What you should do
Check each line of the data for "time" and select those that have it.

Dataset extract
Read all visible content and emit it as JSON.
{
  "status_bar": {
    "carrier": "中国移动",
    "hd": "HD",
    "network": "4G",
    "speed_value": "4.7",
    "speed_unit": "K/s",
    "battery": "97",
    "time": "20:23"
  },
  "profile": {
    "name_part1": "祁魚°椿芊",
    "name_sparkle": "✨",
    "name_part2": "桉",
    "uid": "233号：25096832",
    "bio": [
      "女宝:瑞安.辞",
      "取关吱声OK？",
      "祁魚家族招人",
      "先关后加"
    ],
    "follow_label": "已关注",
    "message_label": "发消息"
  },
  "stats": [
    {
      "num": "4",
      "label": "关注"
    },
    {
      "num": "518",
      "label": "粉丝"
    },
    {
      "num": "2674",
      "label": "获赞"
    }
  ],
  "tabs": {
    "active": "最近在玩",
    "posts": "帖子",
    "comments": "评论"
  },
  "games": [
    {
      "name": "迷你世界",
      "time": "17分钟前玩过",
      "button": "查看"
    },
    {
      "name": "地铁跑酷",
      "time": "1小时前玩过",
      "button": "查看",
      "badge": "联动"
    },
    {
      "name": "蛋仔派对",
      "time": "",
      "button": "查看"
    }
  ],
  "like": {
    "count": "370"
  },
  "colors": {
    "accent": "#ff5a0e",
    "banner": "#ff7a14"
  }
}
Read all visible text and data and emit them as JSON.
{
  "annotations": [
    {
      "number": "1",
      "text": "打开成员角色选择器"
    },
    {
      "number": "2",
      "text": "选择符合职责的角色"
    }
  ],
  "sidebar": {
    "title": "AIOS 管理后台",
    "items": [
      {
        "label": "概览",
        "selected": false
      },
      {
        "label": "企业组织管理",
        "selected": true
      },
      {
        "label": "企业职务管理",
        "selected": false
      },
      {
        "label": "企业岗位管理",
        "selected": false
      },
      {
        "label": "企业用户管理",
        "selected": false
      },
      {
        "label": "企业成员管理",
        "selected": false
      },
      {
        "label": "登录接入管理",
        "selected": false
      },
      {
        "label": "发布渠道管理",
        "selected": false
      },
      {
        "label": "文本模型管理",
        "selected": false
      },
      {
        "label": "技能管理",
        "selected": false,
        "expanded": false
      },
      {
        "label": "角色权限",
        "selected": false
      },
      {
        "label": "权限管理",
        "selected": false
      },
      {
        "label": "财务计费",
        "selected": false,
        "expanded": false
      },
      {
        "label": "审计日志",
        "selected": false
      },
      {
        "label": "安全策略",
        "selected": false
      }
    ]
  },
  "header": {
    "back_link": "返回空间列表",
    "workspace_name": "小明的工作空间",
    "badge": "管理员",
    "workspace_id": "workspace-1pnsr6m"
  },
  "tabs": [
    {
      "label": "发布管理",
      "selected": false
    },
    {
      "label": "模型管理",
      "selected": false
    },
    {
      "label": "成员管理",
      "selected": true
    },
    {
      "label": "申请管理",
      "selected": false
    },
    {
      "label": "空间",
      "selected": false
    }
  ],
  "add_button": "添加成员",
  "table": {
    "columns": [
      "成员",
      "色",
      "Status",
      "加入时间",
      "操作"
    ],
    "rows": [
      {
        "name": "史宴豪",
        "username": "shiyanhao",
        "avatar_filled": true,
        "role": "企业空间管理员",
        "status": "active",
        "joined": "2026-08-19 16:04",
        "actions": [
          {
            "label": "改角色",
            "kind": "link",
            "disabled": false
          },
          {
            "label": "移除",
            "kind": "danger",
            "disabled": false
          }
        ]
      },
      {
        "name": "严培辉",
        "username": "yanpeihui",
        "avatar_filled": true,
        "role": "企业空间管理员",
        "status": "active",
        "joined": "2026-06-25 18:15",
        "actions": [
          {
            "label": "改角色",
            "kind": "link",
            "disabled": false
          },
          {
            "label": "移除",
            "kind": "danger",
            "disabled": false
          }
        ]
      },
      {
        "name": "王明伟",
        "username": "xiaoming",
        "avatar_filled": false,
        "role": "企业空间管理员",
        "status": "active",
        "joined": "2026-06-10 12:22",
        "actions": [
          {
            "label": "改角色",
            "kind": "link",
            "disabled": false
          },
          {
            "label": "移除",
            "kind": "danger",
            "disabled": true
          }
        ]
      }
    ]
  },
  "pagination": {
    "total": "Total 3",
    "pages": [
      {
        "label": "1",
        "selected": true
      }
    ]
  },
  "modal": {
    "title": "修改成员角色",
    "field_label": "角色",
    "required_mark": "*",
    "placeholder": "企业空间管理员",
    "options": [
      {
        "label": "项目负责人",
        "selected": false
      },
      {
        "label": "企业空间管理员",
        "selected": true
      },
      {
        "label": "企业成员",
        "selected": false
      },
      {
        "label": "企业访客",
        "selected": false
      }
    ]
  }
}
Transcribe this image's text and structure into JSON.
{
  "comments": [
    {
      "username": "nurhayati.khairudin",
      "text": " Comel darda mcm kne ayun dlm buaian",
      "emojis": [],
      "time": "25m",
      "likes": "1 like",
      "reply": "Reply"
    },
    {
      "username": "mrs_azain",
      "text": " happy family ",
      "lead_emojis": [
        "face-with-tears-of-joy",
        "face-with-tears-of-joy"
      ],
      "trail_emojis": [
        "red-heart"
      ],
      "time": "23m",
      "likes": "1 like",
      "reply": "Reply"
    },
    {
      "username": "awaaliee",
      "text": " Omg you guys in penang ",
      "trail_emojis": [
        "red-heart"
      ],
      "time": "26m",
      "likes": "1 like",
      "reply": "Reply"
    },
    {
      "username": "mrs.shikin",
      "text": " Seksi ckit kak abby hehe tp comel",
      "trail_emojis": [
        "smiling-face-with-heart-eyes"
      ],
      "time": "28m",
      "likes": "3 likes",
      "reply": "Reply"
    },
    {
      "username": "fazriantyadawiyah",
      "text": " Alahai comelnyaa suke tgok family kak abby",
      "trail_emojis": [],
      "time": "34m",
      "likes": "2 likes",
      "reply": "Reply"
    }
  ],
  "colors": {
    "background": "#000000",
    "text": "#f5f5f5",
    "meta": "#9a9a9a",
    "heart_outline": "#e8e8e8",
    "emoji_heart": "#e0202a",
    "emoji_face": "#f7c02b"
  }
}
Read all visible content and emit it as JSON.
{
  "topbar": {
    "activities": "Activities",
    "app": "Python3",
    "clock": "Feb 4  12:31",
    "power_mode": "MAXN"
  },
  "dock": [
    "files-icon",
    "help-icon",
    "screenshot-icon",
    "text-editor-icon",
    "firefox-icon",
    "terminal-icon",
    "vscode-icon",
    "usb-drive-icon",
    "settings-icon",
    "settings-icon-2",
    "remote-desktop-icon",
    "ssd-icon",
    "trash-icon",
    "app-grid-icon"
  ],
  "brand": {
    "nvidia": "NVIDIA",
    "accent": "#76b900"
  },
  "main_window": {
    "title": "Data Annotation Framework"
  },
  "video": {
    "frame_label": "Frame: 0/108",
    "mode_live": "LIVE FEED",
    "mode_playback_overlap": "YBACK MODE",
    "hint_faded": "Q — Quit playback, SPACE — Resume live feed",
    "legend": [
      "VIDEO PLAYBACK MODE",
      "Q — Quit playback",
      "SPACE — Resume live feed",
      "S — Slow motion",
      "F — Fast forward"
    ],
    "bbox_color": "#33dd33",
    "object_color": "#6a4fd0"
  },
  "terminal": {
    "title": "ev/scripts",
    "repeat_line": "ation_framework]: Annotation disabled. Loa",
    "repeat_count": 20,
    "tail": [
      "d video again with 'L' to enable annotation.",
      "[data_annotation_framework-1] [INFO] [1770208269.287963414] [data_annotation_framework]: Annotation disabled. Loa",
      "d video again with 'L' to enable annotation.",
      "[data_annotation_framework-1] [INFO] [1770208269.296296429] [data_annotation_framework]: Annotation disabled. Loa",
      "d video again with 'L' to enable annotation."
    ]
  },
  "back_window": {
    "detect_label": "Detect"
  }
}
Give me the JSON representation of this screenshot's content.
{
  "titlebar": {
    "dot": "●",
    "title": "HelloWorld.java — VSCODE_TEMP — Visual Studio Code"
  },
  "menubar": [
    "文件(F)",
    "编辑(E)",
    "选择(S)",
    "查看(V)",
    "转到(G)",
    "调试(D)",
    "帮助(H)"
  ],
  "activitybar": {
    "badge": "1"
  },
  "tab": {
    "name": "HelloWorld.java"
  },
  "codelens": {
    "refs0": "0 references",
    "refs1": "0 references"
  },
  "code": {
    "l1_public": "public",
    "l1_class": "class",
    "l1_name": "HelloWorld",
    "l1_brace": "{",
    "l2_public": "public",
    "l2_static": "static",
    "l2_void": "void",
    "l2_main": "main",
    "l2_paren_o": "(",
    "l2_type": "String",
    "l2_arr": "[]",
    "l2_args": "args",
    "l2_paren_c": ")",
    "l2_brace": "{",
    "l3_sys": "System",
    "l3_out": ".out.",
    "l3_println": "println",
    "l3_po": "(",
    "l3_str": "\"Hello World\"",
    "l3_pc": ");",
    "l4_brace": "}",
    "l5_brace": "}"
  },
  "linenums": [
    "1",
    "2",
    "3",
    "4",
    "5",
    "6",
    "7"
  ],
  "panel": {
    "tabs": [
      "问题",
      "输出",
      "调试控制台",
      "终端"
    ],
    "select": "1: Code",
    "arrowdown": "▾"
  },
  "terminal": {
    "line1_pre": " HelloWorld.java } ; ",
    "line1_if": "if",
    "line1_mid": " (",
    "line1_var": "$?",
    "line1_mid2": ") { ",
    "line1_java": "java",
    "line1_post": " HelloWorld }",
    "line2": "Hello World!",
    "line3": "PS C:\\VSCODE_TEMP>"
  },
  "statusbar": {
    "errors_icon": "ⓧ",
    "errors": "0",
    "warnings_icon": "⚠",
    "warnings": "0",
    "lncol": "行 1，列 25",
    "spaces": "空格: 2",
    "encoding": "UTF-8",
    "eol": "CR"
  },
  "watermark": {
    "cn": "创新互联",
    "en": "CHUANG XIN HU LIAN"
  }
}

Answer space
    "time": "20:23"
      "time": "17分钟前玩过",
      "time": "1小时前玩过",
      "time": "",
      "time": "25m",
      "time": "23m",
      "time": "26m",
      "time": "28m",
      "time": "34m",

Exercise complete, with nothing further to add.